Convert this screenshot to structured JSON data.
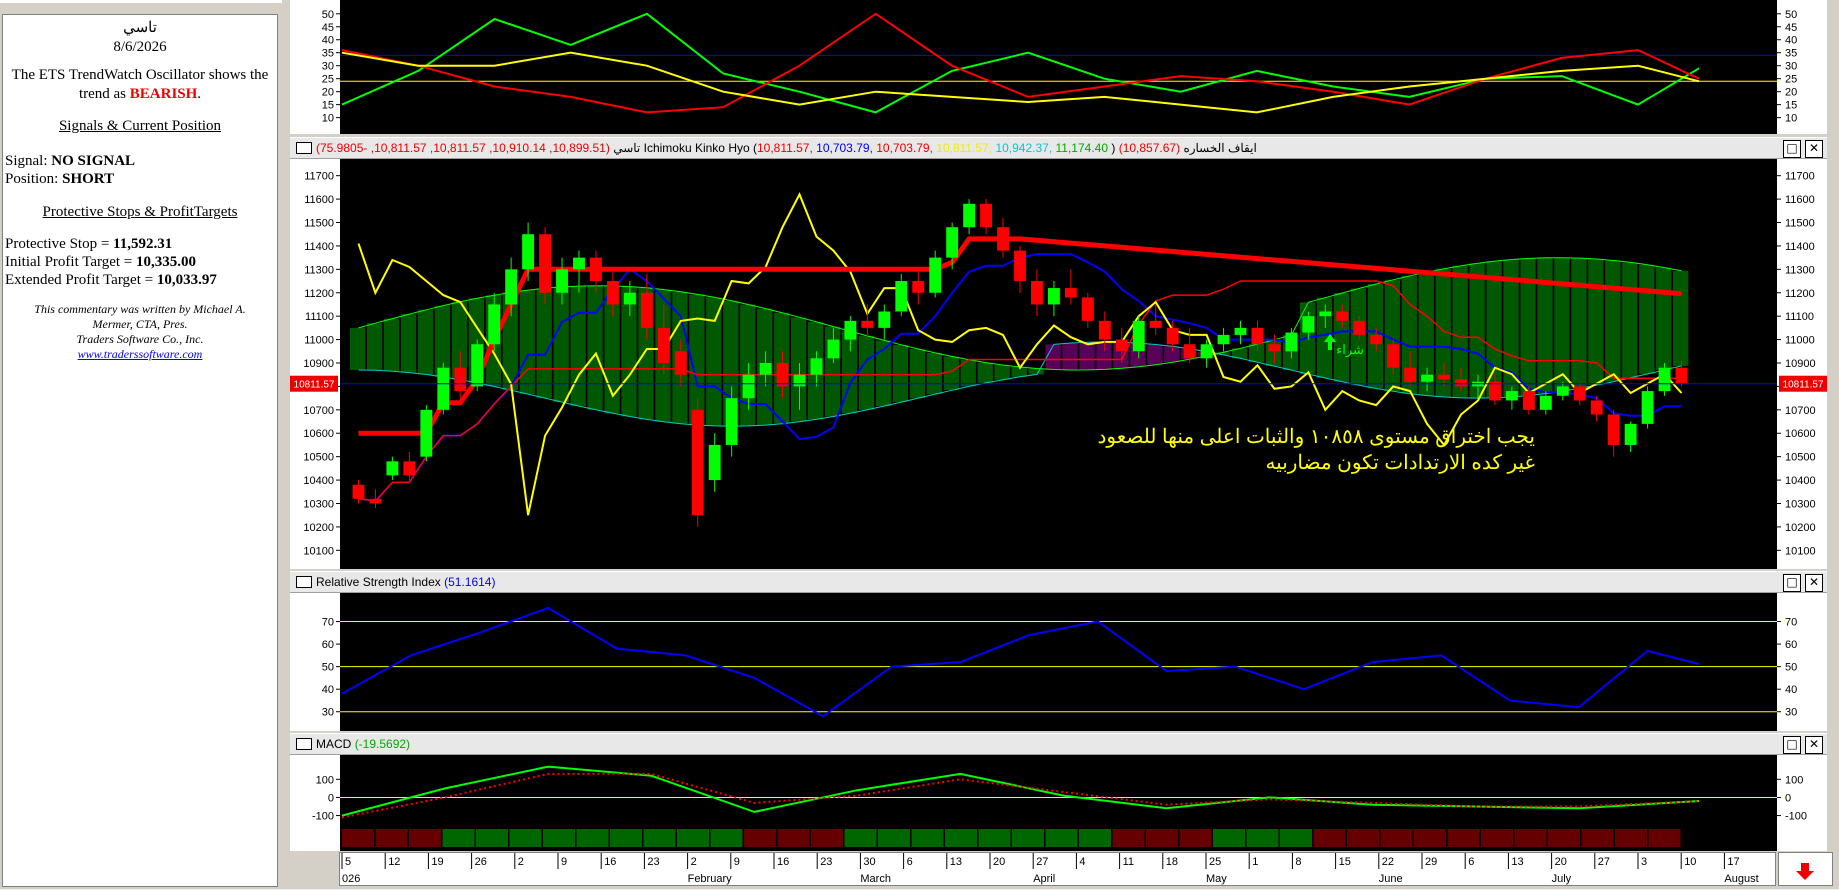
{
  "commentary": {
    "symbol": "تاسي",
    "date": "8/6/2026",
    "trend_text": "The ETS TrendWatch Oscillator shows the trend as",
    "trend_value": "BEARISH",
    "signals_heading": "Signals & Current Position",
    "signal_label": "Signal:",
    "signal_value": "NO SIGNAL",
    "position_label": "Position:",
    "position_value": "SHORT",
    "stops_heading": "Protective Stops & ProfitTargets",
    "protective_stop_label": "Protective Stop =",
    "protective_stop_value": "11,592.31",
    "initial_target_label": "Initial Profit Target =",
    "initial_target_value": "10,335.00",
    "extended_target_label": "Extended Profit Target =",
    "extended_target_value": "10,033.97",
    "credit_line1": "This commentary was written by Michael A.",
    "credit_line2": "Mermer, CTA, Pres.",
    "credit_line3": "Traders Software Co., Inc.",
    "credit_link": "www.traderssoftware.com"
  },
  "colors": {
    "price_up": "#00ff00",
    "price_down": "#ff0000",
    "stop_line": "#ff0000",
    "tenkan": "#0000ff",
    "kijun": "#ff0000",
    "chikou": "#ffff00",
    "cloud_green": "#00ff00",
    "cloud_magenta": "#ff00ff",
    "rsi_line": "#0000ff",
    "macd_line": "#00ff00",
    "macd_signal": "#ff0000"
  },
  "headers": {
    "price": {
      "name": "تاسي",
      "ohlc": "(10,899.51, 10,910.14, 10,811.57, 10,811.57, -75.9805)",
      "ichimoku_label": "Ichimoku Kinko Hyo (",
      "ich_v1": "10,811.57,",
      "ich_v2": "10,703.79,",
      "ich_v3": "10,703.79,",
      "ich_v4": "10,811.57,",
      "ich_v5": "10,942.37,",
      "ich_v6": "11,174.40",
      "ich_close": ")",
      "stop_label": "ايقاف الخساره",
      "stop_value": "(10,857.67)"
    },
    "rsi": {
      "name": "Relative Strength Index",
      "value": "(51.1614)"
    },
    "macd": {
      "name": "MACD",
      "value": "(-19.5692)"
    }
  },
  "annotations": {
    "arabic_line1": "يجب اختراق مستوى ١٠٨٥٨ والثبات اعلى منها للصعود",
    "arabic_line2": "غير كده الارتدادات تكون مضاربيه",
    "buy_label": "شراء",
    "price_tag": "10811.57",
    "window_max": "□",
    "window_close": "✕"
  },
  "chart_data": [
    {
      "type": "line",
      "panel": "oscillator",
      "yticks": [
        10,
        15,
        20,
        25,
        30,
        35,
        40,
        45,
        50
      ],
      "ylim": [
        6,
        53
      ],
      "reference_lines": [
        34,
        24
      ],
      "x": [
        0,
        5,
        10,
        15,
        20,
        25,
        30,
        35,
        40,
        45,
        50,
        55,
        60,
        65,
        70,
        75,
        80,
        85,
        89
      ],
      "series": [
        {
          "color": "#00ff00",
          "values": [
            15,
            28,
            48,
            38,
            50,
            27,
            20,
            12,
            28,
            35,
            25,
            20,
            28,
            22,
            18,
            25,
            26,
            15,
            29
          ]
        },
        {
          "color": "#ff0000",
          "values": [
            36,
            30,
            22,
            18,
            12,
            14,
            30,
            50,
            30,
            18,
            22,
            26,
            24,
            20,
            15,
            25,
            33,
            36,
            25
          ]
        },
        {
          "color": "#ffff00",
          "values": [
            35,
            30,
            30,
            35,
            30,
            20,
            15,
            20,
            18,
            16,
            18,
            15,
            12,
            18,
            22,
            25,
            28,
            30,
            24
          ]
        }
      ]
    },
    {
      "type": "candlestick",
      "panel": "price",
      "yticks": [
        10100,
        10200,
        10300,
        10400,
        10500,
        10600,
        10700,
        10800,
        10900,
        11000,
        11100,
        11200,
        11300,
        11400,
        11500,
        11600,
        11700
      ],
      "ylim": [
        10080,
        11720
      ],
      "last_price": 10811.57,
      "current_line": 10858,
      "ohlc": [
        [
          10380,
          10400,
          10300,
          10320
        ],
        [
          10320,
          10360,
          10280,
          10300
        ],
        [
          10420,
          10500,
          10400,
          10480
        ],
        [
          10480,
          10520,
          10400,
          10420
        ],
        [
          10500,
          10720,
          10480,
          10700
        ],
        [
          10700,
          10900,
          10680,
          10880
        ],
        [
          10880,
          10950,
          10750,
          10780
        ],
        [
          10800,
          11000,
          10780,
          10980
        ],
        [
          10980,
          11200,
          10950,
          11150
        ],
        [
          11150,
          11350,
          11100,
          11300
        ],
        [
          11300,
          11500,
          11250,
          11450
        ],
        [
          11450,
          11480,
          11150,
          11200
        ],
        [
          11200,
          11350,
          11150,
          11300
        ],
        [
          11300,
          11380,
          11200,
          11350
        ],
        [
          11350,
          11380,
          11200,
          11250
        ],
        [
          11250,
          11300,
          11100,
          11150
        ],
        [
          11150,
          11250,
          11100,
          11200
        ],
        [
          11200,
          11280,
          11000,
          11050
        ],
        [
          11050,
          11150,
          10850,
          10900
        ],
        [
          10950,
          11000,
          10800,
          10850
        ],
        [
          10700,
          10750,
          10200,
          10250
        ],
        [
          10400,
          10600,
          10350,
          10550
        ],
        [
          10550,
          10800,
          10500,
          10750
        ],
        [
          10750,
          10900,
          10700,
          10850
        ],
        [
          10850,
          10950,
          10800,
          10900
        ],
        [
          10900,
          10950,
          10750,
          10800
        ],
        [
          10800,
          10900,
          10700,
          10850
        ],
        [
          10850,
          10950,
          10800,
          10920
        ],
        [
          10920,
          11050,
          10900,
          11000
        ],
        [
          11000,
          11100,
          10950,
          11080
        ],
        [
          11080,
          11150,
          11000,
          11050
        ],
        [
          11050,
          11150,
          11000,
          11120
        ],
        [
          11120,
          11280,
          11100,
          11250
        ],
        [
          11250,
          11300,
          11150,
          11200
        ],
        [
          11200,
          11380,
          11180,
          11350
        ],
        [
          11350,
          11500,
          11300,
          11480
        ],
        [
          11480,
          11600,
          11450,
          11580
        ],
        [
          11580,
          11600,
          11450,
          11480
        ],
        [
          11480,
          11520,
          11350,
          11380
        ],
        [
          11380,
          11400,
          11200,
          11250
        ],
        [
          11250,
          11300,
          11100,
          11150
        ],
        [
          11150,
          11250,
          11100,
          11220
        ],
        [
          11220,
          11300,
          11150,
          11180
        ],
        [
          11180,
          11200,
          11050,
          11080
        ],
        [
          11080,
          11120,
          10950,
          11000
        ],
        [
          11000,
          11050,
          10900,
          10950
        ],
        [
          10950,
          11100,
          10920,
          11080
        ],
        [
          11080,
          11150,
          11020,
          11050
        ],
        [
          11050,
          11080,
          10950,
          10980
        ],
        [
          10980,
          11050,
          10900,
          10920
        ],
        [
          10920,
          11000,
          10880,
          10980
        ],
        [
          10980,
          11050,
          10950,
          11020
        ],
        [
          11020,
          11080,
          10980,
          11050
        ],
        [
          11050,
          11080,
          10950,
          10980
        ],
        [
          10980,
          11020,
          10900,
          10950
        ],
        [
          10950,
          11050,
          10920,
          11030
        ],
        [
          11030,
          11120,
          11000,
          11100
        ],
        [
          11100,
          11150,
          11050,
          11120
        ],
        [
          11120,
          11150,
          11050,
          11080
        ],
        [
          11080,
          11100,
          11000,
          11020
        ],
        [
          11020,
          11050,
          10950,
          10980
        ],
        [
          10980,
          11000,
          10850,
          10880
        ],
        [
          10880,
          10950,
          10800,
          10820
        ],
        [
          10820,
          10880,
          10780,
          10850
        ],
        [
          10850,
          10900,
          10800,
          10830
        ],
        [
          10830,
          10880,
          10780,
          10800
        ],
        [
          10800,
          10850,
          10750,
          10820
        ],
        [
          10820,
          10850,
          10720,
          10740
        ],
        [
          10740,
          10800,
          10700,
          10780
        ],
        [
          10780,
          10800,
          10680,
          10700
        ],
        [
          10700,
          10780,
          10680,
          10760
        ],
        [
          10760,
          10820,
          10740,
          10800
        ],
        [
          10800,
          10820,
          10720,
          10740
        ],
        [
          10740,
          10760,
          10650,
          10680
        ],
        [
          10680,
          10700,
          10500,
          10550
        ],
        [
          10550,
          10650,
          10520,
          10640
        ],
        [
          10640,
          10800,
          10620,
          10780
        ],
        [
          10780,
          10900,
          10760,
          10880
        ],
        [
          10880,
          10910,
          10800,
          10812
        ]
      ]
    },
    {
      "type": "line",
      "panel": "rsi",
      "yticks": [
        30,
        40,
        50,
        60,
        70
      ],
      "ylim": [
        25,
        80
      ],
      "reference_lines": [
        70,
        50,
        30
      ],
      "x": [
        0,
        4,
        8,
        12,
        16,
        20,
        24,
        28,
        32,
        36,
        40,
        44,
        48,
        52,
        56,
        60,
        64,
        68,
        72,
        76,
        79
      ],
      "values": [
        38,
        55,
        65,
        76,
        58,
        55,
        45,
        28,
        50,
        52,
        64,
        70,
        48,
        50,
        40,
        52,
        55,
        35,
        32,
        57,
        51.16
      ]
    },
    {
      "type": "line",
      "panel": "macd",
      "yticks": [
        -100,
        0,
        100
      ],
      "ylim": [
        -130,
        190
      ],
      "reference_lines": [
        0
      ],
      "x": [
        0,
        6,
        12,
        18,
        24,
        30,
        36,
        42,
        48,
        54,
        60,
        66,
        72,
        79
      ],
      "series": [
        {
          "color": "#00ff00",
          "values": [
            -100,
            50,
            170,
            120,
            -80,
            40,
            130,
            10,
            -60,
            0,
            -40,
            -50,
            -60,
            -19.57
          ]
        },
        {
          "color": "#ff0000",
          "style": "dotted",
          "values": [
            -110,
            0,
            130,
            130,
            -30,
            10,
            100,
            30,
            -40,
            -10,
            -30,
            -50,
            -50,
            -20
          ]
        }
      ]
    }
  ],
  "xaxis": {
    "labels": [
      "5",
      "12",
      "19",
      "26",
      "2",
      "9",
      "16",
      "23",
      "2",
      "9",
      "16",
      "23",
      "30",
      "6",
      "13",
      "20",
      "27",
      "4",
      "11",
      "18",
      "25",
      "1",
      "8",
      "15",
      "22",
      "29",
      "6",
      "13",
      "20",
      "27",
      "3",
      "10",
      "17"
    ],
    "months": [
      "026",
      "February",
      "March",
      "April",
      "May",
      "June",
      "July",
      "August"
    ]
  }
}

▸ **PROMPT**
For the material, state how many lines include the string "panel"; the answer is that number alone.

▸ **REPLY TO THE TASK**
4